By Suzanne McLaughlin
LAST week a 10-year-old Brazilian girl wearing a little flowery dress and cheap
flip-flops was bundled into a car boot clutching her fluffy toy frog. She was
driven through a back door to a hospital guarded by military police past a
throng of right-wing and religious extremists in order to have a termination.
Abortion is allowed in Brazil in just three instances: to save a woman’s life,
if it is the result of rape and if the child is dead. This little girl was
living through two of these circumstances. She was a victim of rape and her
life was in imminent danger and so the judge in her home area ruled that the
abortion should go ahead.
Ten-year-old girl was forced to fly more than 900 miles to north-eastern city of Recife for the procedure after being raped
Tom Phillips and Caio Barretto Briso in Rio de Janeiro
Mon 17 Aug 2020
Scores of Brazilian women have taken to the streets to protect a 10-year-old child who was being persecuted by religious extremists for trying to legally undergo an abortion after being raped, allegedly by her uncle.
The girl, from São Mateus, a small town in the south-eastern state of Espírito Santo, was admitted to hospital on 7 August complaining of abdominal pain and doctors confirmed she was pregnant.
by Bhavi Mandalia
August 16, 2020
A pregnancy at 10 years kills. This message,
in the form of hashtag, has taken over Brazilian social networks in recent
days, after the case of a 10-year-old girl who became pregnant after being

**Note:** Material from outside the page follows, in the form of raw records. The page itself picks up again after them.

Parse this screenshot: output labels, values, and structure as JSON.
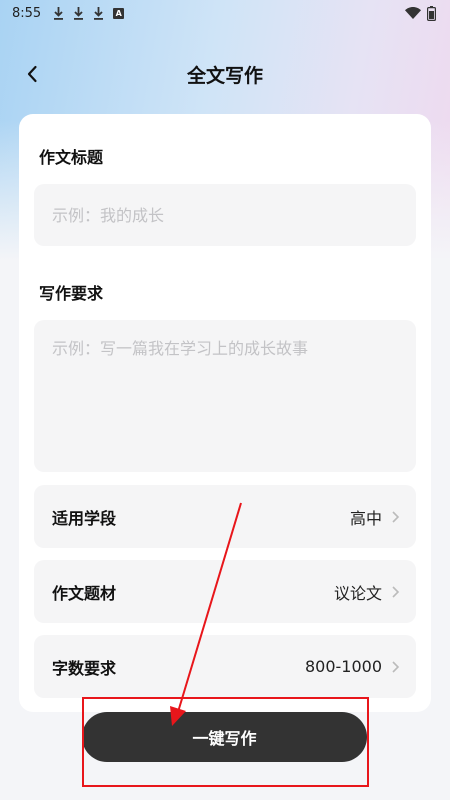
{
  "status_bar": {
    "time": "8:55",
    "left_icons": [
      "download-icon",
      "download-icon",
      "download-icon",
      "a-notification-icon"
    ],
    "a_glyph": "A",
    "right_icons": [
      "wifi-icon",
      "battery-icon"
    ]
  },
  "header": {
    "title": "全文写作"
  },
  "form": {
    "title_label": "作文标题",
    "title_placeholder": "示例：我的成长",
    "requirement_label": "写作要求",
    "requirement_placeholder": "示例：写一篇我在学习上的成长故事",
    "options": [
      {
        "label": "适用学段",
        "value": "高中"
      },
      {
        "label": "作文题材",
        "value": "议论文"
      },
      {
        "label": "字数要求",
        "value": "800-1000"
      }
    ]
  },
  "action": {
    "button_label": "一键写作"
  },
  "annotation": {
    "color": "#e8161b"
  }
}
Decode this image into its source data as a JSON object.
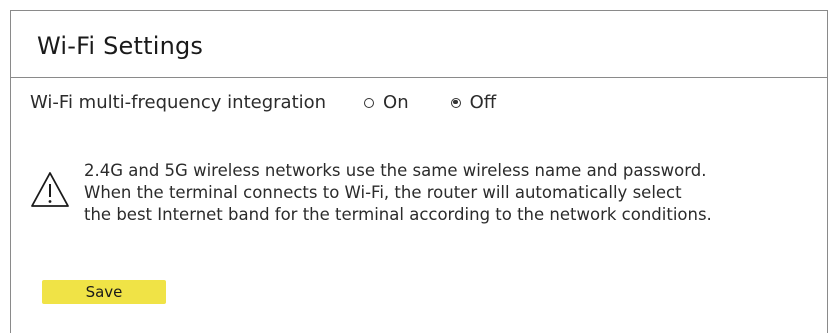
{
  "panel": {
    "title": "Wi-Fi Settings"
  },
  "integration": {
    "label": "Wi-Fi multi-frequency integration",
    "options": [
      {
        "label": "On",
        "selected": false
      },
      {
        "label": "Off",
        "selected": true
      }
    ]
  },
  "note": {
    "icon": "warning-triangle-icon",
    "lines": [
      "2.4G and 5G wireless networks use the same wireless name and password.",
      "When the terminal connects to Wi-Fi, the router will automatically select",
      "the best Internet band for the terminal according to the network conditions."
    ]
  },
  "actions": {
    "save_label": "Save"
  },
  "colors": {
    "save_button": "#f0e346",
    "border": "#8a8a8a"
  }
}
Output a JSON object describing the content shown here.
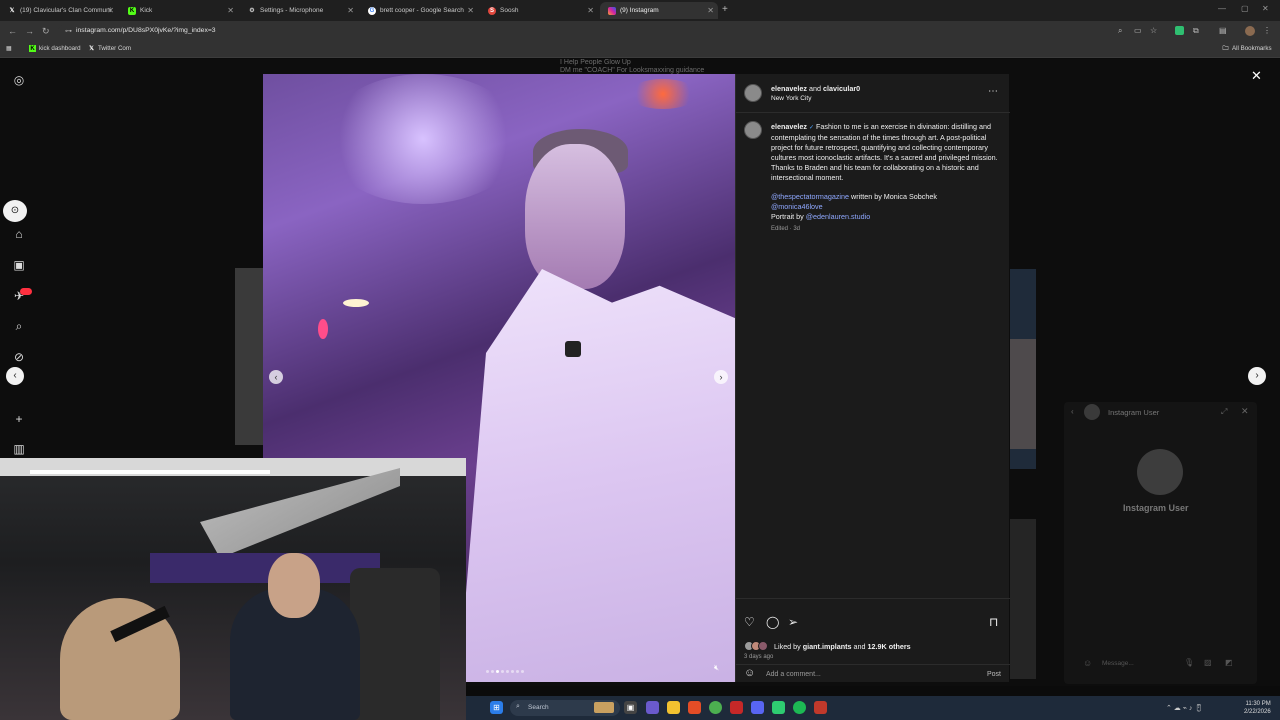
{
  "browser": {
    "tabs": [
      {
        "label": "(19) Clavicular's Clan Communi",
        "favicon": "X"
      },
      {
        "label": "Kick",
        "favicon": "K"
      },
      {
        "label": "Settings - Microphone",
        "favicon": "gear"
      },
      {
        "label": "brett cooper - Google Search",
        "favicon": "G"
      },
      {
        "label": "Soosh",
        "favicon": "S"
      },
      {
        "label": "(9) Instagram",
        "favicon": "IG"
      }
    ],
    "url": "instagram.com/p/DU8sPX0jvKe/?img_index=3",
    "bookmarks": [
      {
        "label": "kick dashboard"
      },
      {
        "label": "Twitter Com"
      }
    ],
    "all_bookmarks": "All Bookmarks"
  },
  "background_text": {
    "line1": "I Help People Glow Up",
    "line2": "DM me \"COACH\" For Looksmaxxing guidance"
  },
  "post": {
    "header_user": "elenavelez",
    "header_and": "and",
    "header_collab": "clavicular0",
    "location": "New York City",
    "caption_user": "elenavelez",
    "caption": "Fashion to me is an exercise in divination: distilling and contemplating the sensation of the times through art. A post-political project for future retrospect, quantifying and collecting contemporary cultures most iconoclastic artifacts. It's a sacred and privileged mission. Thanks to Braden and his team for collaborating on a historic and intersectional moment.",
    "mention1": "@thespectatormagazine",
    "written_by": "written by Monica Sobchek",
    "mention2": "@monica46love",
    "portrait_by": "Portrait by",
    "mention3": "@edenlauren.studio",
    "edited": "Edited · 3d",
    "liked_by_prefix": "Liked by",
    "liked_by_user": "giant.implants",
    "liked_by_and": "and",
    "liked_by_others": "12.9K others",
    "time_ago": "3 days ago",
    "comment_placeholder": "Add a comment...",
    "post_button": "Post",
    "carousel_index": 3,
    "carousel_total": 8
  },
  "chat": {
    "title": "Instagram User",
    "name": "Instagram User",
    "message_placeholder": "Message..."
  },
  "taskbar": {
    "search": "Search",
    "time": "11:30 PM",
    "date": "2/22/2026"
  },
  "colors": {
    "link": "#8fa8ff",
    "panel_bg": "#1b1b1b"
  }
}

raped came to light. The victim, who resides in the city of São Mateus, in the
State of Espírito Santo, went to the hospital on August 8 accompanied by her

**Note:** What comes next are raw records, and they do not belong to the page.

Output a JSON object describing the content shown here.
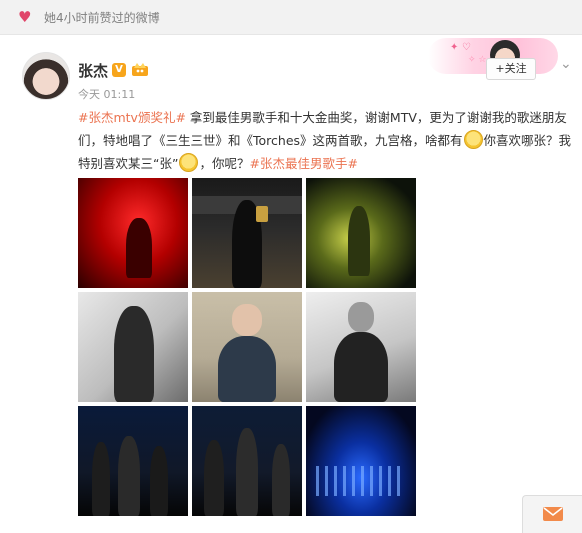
{
  "topbar": {
    "text": "她4小时前赞过的微博"
  },
  "post": {
    "username": "张杰",
    "verified_badge": "V",
    "time": "今天 01:11",
    "follow_label": "+关注",
    "hashtag_1": "#张杰mtv颁奖礼#",
    "text_part_1": " 拿到最佳男歌手和十大金曲奖，谢谢MTV，更为了谢谢我的歌迷朋友们，特地唱了《三生三世》和《Torches》这两首歌，九宫格，啥都有",
    "text_part_2": "你喜欢哪张？我特别喜欢某三“张”",
    "text_part_3": "，你呢？",
    "hashtag_2": "#张杰最佳男歌手#"
  },
  "photos": [
    "photo-red-stage",
    "photo-award-backdrop",
    "photo-green-stage",
    "photo-bw-portrait-1",
    "photo-portrait-sofa",
    "photo-bw-portrait-2",
    "photo-stage-group-1",
    "photo-stage-group-2",
    "photo-blue-stage"
  ],
  "colors": {
    "link": "#eb7350",
    "follow_plus": "#ff8200",
    "vip_badge": "#f7a51c"
  }
}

aunt, who, according to the report of the Military Police, told the doctors
that she believed she was. pregnant. After a blood test confirmed that she was
three months old, the girl told doctors and a social worker that her uncle had
raped her since she was six years old and that she never said anything for fear
of his death threats. The Police and the Guardianship Council investigated the
case. The girl was transferred to a center for minors while doctors and the
Justice analyzed the interruption of the pregnancy, guaranteed by law in cases
BRAZIL – Online newspaper AzMina, run by women journalists, attacked and threatened online
by International Campaign for Women's Right to Safe Abortion
Oct 11, 2019
AzMina is a feminist journalists’ collective that campaigns for gender equality, covers women’s rights and provides extensive and critical reporting on all kinds of violence against women in Brazil. They also provide training and organise debates throughout the country.
On 18 September 2019 AzMina published a report online entitled “How to abort safely”. The report used World Health Organization recommendations to advise women how to have a safe abortion using medical abortion pills.
Brazilian outlet AzMina faces criminal complaints, online harassment over abortion article
September 25, 2019
Rio de Janeiro, September 25, 2019 -- Brazilian authorities should investigate harassment against AzMina magazine and its journalists, and should refrain from prosecuting the outlet or its journalists for their reporting on abortion, the Committee to Protect Journalists said today.
On September 18, AzMina, a São Paulo-based online magazine that covers women’s rights, published an article explaining safe methods for obtaining an abortion and the circumstances under which abortion is legal in Brazil, based on reporting and information from the World Health Organization.